* _Directions_
State how many lines of the entries hold the string "hcdc". Reply with the number alone.

* _Provided records_
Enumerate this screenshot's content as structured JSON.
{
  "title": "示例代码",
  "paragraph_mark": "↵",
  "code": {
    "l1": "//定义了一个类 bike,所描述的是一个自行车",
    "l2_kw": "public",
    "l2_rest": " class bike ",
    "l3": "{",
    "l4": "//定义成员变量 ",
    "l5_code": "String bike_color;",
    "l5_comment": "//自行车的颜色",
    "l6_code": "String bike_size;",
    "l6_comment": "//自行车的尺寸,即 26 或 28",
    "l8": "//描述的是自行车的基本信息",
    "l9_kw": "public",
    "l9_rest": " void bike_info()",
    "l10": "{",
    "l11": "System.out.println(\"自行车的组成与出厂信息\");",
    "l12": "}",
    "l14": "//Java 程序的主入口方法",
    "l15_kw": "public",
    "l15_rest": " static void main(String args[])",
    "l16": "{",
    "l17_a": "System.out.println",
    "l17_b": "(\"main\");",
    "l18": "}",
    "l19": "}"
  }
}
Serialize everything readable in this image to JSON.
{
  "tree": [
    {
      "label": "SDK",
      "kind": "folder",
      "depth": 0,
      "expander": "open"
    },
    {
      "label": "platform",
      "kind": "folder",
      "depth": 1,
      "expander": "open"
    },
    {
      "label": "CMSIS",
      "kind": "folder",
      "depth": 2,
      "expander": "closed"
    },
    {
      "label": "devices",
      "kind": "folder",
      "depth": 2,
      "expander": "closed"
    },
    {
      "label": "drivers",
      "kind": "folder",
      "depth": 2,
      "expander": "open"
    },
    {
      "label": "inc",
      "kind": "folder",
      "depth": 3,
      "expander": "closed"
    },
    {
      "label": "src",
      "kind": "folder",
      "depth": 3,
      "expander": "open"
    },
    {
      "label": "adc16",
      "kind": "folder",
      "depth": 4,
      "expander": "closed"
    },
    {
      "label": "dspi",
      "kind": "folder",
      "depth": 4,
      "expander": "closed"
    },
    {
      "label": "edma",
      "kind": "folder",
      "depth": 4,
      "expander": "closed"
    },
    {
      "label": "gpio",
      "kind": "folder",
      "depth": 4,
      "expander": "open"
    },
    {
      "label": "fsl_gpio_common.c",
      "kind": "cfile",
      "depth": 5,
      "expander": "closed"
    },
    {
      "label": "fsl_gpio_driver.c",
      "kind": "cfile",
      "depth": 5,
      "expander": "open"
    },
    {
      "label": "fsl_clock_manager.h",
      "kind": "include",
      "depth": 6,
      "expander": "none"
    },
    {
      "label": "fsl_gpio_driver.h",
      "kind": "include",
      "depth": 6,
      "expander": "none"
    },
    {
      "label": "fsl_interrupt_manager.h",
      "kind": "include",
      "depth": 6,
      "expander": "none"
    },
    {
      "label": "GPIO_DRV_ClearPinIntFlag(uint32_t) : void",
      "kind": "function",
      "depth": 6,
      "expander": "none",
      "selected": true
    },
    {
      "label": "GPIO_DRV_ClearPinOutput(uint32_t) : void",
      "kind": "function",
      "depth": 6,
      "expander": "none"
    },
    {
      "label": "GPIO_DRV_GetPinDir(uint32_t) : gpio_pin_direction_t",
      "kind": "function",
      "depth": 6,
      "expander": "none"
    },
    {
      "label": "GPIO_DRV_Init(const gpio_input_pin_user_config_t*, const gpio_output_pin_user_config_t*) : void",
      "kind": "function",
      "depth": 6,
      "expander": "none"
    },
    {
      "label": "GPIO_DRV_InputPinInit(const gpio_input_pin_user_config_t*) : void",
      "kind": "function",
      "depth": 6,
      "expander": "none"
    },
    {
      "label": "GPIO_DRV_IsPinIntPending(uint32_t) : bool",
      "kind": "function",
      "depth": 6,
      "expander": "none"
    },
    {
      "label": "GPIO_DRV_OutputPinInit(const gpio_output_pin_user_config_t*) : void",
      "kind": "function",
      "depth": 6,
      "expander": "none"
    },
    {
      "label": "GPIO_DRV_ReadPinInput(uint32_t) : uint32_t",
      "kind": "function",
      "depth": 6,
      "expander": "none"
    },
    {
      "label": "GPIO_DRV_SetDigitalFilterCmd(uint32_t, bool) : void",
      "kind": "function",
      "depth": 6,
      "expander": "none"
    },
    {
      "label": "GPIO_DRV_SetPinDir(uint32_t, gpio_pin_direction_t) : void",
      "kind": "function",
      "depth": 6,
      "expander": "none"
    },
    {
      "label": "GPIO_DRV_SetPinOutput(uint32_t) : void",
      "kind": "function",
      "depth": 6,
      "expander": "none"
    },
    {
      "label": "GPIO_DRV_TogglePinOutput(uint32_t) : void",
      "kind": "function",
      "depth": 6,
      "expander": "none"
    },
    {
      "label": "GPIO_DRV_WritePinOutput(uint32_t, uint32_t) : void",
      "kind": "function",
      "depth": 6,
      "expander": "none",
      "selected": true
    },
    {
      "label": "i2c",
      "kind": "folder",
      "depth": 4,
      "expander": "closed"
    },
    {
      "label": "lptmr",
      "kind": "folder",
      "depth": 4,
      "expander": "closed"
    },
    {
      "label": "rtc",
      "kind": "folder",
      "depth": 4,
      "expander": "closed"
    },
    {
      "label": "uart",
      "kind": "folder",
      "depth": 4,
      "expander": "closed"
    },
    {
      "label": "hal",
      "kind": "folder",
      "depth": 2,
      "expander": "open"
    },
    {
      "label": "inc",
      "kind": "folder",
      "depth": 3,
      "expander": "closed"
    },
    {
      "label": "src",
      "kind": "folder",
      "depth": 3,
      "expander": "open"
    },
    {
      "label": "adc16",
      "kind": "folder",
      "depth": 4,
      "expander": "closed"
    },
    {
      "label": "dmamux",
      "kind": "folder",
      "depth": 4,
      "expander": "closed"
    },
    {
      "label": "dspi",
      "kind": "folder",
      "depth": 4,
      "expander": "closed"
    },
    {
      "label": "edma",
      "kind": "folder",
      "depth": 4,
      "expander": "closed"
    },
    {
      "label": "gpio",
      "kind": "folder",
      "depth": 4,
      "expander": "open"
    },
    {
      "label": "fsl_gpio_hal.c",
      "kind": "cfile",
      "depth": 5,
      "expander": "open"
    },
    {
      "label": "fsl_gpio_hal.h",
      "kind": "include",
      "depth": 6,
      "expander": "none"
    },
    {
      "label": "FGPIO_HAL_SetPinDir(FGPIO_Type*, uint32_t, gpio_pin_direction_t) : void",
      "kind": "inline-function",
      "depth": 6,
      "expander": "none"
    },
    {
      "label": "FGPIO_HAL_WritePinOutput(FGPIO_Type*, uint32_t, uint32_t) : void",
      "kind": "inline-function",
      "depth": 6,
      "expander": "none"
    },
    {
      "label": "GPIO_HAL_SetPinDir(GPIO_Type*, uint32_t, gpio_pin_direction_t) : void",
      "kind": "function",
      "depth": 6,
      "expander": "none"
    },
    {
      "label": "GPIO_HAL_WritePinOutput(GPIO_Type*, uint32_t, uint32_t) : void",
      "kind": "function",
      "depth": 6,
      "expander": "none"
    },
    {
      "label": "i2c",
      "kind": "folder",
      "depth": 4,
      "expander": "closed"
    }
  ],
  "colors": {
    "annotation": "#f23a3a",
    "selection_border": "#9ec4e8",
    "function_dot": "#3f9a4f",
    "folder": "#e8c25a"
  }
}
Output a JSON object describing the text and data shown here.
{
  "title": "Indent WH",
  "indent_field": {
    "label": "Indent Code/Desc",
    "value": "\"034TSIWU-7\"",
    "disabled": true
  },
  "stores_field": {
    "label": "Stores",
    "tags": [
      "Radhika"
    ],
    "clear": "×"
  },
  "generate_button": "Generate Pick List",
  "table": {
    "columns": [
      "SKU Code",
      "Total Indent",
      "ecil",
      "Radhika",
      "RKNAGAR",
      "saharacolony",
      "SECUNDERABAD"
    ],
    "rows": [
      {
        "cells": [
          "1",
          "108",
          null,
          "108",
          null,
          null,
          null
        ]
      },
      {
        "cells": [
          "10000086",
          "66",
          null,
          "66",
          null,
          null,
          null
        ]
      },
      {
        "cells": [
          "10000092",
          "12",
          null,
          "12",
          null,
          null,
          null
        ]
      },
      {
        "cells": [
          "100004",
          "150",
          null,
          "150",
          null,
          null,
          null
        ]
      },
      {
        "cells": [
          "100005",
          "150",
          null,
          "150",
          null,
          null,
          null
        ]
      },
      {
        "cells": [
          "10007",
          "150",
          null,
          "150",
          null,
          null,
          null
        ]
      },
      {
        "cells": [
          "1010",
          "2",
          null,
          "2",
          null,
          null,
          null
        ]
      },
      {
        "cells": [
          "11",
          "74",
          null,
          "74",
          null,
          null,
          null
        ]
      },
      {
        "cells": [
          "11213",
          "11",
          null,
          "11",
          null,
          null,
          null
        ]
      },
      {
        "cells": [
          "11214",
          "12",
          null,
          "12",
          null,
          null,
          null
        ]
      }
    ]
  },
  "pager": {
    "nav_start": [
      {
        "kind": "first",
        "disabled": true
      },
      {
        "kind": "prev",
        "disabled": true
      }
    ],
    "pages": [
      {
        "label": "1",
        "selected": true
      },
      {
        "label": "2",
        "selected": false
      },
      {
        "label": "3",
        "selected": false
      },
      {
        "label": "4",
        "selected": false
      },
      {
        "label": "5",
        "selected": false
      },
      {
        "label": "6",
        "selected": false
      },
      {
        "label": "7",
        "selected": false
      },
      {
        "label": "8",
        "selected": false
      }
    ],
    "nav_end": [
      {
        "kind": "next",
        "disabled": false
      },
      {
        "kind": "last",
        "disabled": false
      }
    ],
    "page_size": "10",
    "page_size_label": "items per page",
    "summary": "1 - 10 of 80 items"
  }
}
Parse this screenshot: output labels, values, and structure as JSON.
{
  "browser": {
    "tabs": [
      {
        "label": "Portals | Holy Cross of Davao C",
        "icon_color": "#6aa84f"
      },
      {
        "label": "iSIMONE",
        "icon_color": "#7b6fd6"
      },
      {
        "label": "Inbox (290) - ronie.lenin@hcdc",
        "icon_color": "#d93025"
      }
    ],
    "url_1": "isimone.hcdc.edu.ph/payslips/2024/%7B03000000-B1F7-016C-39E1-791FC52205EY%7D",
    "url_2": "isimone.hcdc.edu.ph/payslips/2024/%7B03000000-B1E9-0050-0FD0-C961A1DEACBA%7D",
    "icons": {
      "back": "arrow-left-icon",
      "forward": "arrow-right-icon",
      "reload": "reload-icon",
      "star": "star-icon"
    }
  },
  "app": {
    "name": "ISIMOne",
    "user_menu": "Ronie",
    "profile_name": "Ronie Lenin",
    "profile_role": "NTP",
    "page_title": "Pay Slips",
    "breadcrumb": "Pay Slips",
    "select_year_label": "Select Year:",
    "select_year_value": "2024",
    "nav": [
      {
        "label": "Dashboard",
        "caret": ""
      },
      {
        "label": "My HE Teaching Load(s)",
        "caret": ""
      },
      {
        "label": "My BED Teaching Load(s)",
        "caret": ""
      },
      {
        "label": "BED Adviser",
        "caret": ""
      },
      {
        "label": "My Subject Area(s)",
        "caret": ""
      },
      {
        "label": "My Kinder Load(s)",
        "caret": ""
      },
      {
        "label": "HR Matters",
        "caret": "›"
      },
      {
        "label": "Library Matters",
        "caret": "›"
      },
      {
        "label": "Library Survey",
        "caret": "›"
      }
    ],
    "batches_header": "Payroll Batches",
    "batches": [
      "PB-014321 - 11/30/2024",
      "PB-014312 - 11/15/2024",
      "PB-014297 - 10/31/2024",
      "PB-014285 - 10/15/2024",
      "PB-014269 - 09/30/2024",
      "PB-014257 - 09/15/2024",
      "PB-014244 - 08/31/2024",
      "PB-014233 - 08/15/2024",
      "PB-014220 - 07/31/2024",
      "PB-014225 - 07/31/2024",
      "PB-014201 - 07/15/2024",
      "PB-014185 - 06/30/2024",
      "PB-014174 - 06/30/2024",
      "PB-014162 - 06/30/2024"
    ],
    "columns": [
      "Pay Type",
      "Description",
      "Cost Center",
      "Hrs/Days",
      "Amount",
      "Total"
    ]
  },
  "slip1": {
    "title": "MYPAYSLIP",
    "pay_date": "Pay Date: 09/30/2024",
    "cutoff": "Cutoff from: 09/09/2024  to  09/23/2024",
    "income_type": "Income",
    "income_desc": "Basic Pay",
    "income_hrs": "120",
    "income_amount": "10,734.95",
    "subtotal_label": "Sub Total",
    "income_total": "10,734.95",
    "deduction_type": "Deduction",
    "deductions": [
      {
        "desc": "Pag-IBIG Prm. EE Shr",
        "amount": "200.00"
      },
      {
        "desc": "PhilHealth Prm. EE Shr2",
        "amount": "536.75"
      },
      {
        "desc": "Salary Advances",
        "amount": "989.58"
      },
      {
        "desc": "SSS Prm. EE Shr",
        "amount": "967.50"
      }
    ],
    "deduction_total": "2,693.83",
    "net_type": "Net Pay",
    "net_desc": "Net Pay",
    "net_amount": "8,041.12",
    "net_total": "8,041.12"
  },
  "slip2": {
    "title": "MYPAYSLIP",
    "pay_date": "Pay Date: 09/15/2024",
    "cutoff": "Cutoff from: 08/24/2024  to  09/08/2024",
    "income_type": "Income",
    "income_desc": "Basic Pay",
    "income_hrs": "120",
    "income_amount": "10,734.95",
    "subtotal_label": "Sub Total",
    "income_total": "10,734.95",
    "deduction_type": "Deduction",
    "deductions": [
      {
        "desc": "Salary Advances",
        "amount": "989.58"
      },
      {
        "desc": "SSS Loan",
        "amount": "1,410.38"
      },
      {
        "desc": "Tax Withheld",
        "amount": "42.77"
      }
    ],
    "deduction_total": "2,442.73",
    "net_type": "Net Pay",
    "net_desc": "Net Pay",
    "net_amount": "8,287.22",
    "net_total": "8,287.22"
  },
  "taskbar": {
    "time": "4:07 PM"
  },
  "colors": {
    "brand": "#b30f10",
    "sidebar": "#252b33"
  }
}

* _Solution for this exercise_
3